Rotomolded construction has become a staple in outdoor recreation and exploration via hardwearing, bear-resistant coolers and cargo boxes from the likes of Yeti and Pelican. If there’s one thing campers and overlanders want to protect even more than their food and gear supplies, it’s their soft, supple, irreplaceable skin. So why not build a shelter like a big, rugged cooler ready to lock horns with the hungriest wildlife? South African startup Edgeout does exactly that, crafting a rotomolded plastic teardrop ready for everything from a quick safari to an intercontinental expedition.
The 15-foot (4.6-m) Edgeout trailer’s two-tone styling hints at something deeper than aesthetics, highlighting the dual-pod construction that underpins the entire product design. The company rotomolds individual bedroom and kitchen units, affixes them together into a two-sleeper teardrop with rear galley, and mounts the whole thing to a galvanized steel trailer chassis from Burquip. Each pod is structurally seamless, cutting the potential for roof leaks.

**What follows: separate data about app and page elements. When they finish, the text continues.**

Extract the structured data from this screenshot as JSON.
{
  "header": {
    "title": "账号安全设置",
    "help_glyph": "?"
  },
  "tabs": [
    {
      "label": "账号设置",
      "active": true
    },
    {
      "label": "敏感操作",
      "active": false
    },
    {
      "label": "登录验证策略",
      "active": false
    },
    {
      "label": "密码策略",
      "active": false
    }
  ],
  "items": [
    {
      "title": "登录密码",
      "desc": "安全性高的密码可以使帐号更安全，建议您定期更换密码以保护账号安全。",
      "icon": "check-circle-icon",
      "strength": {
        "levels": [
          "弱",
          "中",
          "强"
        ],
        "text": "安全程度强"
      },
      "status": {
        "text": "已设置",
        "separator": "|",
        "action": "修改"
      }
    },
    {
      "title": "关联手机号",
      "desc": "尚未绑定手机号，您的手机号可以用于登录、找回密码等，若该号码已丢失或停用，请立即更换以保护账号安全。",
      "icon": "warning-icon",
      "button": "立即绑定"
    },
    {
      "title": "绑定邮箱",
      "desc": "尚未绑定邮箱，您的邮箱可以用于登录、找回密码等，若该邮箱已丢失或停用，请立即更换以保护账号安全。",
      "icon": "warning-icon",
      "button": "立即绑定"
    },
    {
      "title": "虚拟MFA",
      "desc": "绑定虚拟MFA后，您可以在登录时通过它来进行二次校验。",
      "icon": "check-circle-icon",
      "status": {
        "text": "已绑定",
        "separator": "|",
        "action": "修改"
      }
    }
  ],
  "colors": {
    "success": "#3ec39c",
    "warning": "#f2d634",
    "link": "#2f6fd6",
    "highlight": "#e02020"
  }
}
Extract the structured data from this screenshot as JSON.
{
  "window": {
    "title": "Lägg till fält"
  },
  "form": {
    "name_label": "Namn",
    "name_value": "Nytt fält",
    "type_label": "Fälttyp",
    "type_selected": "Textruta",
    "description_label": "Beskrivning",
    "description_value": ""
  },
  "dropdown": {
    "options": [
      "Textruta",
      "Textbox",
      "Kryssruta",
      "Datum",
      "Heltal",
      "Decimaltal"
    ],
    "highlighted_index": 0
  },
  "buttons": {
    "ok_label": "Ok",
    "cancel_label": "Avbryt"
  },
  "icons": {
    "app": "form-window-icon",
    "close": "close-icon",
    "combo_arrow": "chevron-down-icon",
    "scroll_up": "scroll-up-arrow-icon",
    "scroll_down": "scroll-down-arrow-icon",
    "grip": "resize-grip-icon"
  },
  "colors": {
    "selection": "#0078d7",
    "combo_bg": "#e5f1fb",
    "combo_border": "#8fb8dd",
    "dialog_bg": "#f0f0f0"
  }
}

Edgeout worked with industrial design firm RKID to give its teardrop a look positively befitting of a world-first rotomolded camper. Rather than attempting to cover up the border between the two pods, the design team emphasizes it with the contrast shades of gray and a thick, raised edge. The surfaces of both bodies reflect raw natural surroundings, giving the body the appearance of a boulder or roughly cut gemstone. The rising, pointed roof rails, meanwhile, feel rather animalistic, reminding us of some type of goat or antelope.